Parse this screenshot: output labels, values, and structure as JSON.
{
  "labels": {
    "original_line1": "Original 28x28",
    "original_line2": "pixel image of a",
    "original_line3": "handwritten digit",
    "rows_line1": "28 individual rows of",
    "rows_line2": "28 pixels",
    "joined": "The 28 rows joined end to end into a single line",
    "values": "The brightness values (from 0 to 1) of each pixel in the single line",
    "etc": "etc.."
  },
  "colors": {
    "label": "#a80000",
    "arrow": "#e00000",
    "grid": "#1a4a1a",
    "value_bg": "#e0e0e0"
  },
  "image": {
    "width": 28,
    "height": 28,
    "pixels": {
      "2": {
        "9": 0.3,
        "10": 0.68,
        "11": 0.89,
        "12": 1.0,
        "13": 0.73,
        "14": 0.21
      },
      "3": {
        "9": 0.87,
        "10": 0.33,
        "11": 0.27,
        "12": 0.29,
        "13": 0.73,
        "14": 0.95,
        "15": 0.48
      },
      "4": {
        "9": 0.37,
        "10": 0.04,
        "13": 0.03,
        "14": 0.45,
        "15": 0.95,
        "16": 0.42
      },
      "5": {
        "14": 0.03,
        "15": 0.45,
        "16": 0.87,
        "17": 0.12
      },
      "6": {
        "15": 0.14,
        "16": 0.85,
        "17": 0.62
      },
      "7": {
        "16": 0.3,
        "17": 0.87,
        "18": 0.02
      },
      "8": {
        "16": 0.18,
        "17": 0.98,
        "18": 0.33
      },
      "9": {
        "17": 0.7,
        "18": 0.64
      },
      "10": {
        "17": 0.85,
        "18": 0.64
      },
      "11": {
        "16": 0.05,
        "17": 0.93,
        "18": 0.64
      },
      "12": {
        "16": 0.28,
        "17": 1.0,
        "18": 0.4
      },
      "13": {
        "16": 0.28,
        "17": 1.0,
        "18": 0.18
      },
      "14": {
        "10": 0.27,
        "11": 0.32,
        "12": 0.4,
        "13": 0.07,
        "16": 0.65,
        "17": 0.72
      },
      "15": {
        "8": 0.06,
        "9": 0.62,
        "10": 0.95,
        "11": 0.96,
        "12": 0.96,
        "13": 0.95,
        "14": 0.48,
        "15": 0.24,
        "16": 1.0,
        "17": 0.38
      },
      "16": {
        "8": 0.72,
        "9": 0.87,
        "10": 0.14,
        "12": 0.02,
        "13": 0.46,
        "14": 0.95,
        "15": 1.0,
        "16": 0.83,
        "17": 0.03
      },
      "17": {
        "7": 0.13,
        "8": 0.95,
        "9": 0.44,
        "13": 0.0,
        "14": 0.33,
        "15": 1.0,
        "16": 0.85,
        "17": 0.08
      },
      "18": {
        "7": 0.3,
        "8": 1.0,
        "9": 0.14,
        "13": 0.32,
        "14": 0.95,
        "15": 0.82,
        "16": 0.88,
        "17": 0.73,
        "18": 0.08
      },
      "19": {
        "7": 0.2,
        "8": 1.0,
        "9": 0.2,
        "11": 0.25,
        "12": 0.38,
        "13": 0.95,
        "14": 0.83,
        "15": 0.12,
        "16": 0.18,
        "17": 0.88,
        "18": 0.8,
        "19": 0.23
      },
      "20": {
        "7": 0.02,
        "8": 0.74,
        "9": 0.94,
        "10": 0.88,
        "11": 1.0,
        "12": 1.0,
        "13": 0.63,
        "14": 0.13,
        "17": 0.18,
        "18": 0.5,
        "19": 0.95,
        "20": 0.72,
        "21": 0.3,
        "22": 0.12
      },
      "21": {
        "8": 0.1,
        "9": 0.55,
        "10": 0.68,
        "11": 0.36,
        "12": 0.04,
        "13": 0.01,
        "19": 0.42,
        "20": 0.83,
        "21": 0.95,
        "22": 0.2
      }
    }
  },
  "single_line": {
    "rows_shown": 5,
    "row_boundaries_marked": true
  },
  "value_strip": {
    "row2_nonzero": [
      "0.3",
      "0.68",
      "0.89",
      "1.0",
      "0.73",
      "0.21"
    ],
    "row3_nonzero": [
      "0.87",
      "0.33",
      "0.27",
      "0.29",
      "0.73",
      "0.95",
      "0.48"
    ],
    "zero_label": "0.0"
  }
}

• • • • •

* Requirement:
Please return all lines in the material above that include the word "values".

* Task answer:
Parse this screenshot: output labels, values, and structure as JSON.
    "values": "The brightness values (from 0 to 1) of each pixel in the single line",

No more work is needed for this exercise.